> [Exercise requirements] Find every line below with the word "可设置多个" in it, and copy each one.

> [Input material]
BEGIN

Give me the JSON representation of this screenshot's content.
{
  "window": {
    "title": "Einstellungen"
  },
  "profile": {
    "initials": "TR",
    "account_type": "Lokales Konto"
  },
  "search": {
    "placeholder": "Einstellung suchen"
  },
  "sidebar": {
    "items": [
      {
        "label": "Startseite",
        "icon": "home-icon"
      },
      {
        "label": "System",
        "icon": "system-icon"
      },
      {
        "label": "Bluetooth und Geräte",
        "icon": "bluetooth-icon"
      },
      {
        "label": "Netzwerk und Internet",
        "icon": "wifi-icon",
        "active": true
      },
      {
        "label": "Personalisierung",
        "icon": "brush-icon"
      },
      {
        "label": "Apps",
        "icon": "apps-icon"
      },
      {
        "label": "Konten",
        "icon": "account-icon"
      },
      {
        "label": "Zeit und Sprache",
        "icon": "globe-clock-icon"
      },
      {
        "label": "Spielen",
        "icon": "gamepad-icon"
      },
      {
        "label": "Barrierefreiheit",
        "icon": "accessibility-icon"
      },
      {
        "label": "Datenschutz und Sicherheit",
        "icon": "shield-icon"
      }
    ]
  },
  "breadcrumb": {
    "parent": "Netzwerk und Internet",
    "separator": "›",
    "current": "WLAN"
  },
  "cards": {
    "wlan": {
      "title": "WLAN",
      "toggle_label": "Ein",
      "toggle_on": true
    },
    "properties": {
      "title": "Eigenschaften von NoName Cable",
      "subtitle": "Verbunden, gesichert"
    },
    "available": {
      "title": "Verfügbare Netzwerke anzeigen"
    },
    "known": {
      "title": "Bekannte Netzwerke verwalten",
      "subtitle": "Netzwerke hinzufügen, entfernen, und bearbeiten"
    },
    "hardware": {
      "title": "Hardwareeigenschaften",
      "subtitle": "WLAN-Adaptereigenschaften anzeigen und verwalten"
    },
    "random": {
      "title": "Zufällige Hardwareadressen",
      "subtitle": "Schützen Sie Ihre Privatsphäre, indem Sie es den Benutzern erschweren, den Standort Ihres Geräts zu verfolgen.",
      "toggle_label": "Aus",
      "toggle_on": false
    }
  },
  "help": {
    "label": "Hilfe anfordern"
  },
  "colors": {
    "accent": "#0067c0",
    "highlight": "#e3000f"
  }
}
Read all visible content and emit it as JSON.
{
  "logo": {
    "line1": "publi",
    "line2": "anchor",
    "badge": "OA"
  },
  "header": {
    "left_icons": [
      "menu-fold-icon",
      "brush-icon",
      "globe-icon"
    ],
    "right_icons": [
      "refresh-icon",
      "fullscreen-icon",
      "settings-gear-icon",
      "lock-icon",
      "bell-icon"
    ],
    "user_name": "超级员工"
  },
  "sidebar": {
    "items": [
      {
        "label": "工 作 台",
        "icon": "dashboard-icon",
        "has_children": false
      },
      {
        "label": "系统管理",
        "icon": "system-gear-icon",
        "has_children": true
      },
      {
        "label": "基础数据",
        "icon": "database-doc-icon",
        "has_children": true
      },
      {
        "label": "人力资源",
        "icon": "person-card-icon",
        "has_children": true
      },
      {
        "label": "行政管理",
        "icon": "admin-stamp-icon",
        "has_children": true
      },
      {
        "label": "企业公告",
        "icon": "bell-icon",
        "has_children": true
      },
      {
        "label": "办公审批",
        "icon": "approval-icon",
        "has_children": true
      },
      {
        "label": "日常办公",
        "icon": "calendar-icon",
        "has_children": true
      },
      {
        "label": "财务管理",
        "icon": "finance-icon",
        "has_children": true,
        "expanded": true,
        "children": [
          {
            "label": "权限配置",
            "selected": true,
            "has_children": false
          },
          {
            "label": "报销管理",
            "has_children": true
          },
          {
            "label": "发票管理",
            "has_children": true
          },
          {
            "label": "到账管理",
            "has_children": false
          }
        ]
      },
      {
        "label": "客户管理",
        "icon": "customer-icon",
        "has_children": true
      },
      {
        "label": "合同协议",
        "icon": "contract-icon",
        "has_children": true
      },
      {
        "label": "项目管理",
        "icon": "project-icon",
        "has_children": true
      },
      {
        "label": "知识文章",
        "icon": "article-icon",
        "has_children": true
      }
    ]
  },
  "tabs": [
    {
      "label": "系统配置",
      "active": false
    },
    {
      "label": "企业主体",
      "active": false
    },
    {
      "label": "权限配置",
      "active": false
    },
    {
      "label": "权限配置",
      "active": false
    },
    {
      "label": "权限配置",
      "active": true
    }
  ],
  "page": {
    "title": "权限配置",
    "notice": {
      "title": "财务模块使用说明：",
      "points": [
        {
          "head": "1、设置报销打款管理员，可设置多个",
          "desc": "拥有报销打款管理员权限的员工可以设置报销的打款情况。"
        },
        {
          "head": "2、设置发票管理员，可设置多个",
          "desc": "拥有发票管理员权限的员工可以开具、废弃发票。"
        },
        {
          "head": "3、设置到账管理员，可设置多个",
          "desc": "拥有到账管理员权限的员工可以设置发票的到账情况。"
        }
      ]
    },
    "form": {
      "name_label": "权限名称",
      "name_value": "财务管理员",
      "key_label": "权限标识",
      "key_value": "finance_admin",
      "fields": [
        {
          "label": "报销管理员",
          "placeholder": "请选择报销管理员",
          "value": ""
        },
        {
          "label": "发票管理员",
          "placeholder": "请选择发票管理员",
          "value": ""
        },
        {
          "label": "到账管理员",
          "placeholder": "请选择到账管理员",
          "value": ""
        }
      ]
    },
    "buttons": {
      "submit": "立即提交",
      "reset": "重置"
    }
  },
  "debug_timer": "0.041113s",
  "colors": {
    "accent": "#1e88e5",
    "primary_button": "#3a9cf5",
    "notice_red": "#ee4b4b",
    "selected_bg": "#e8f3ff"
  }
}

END

> [Reply to the task]
          "head": "1、设置报销打款管理员，可设置多个",
          "head": "2、设置发票管理员，可设置多个",
          "head": "3、设置到账管理员，可设置多个",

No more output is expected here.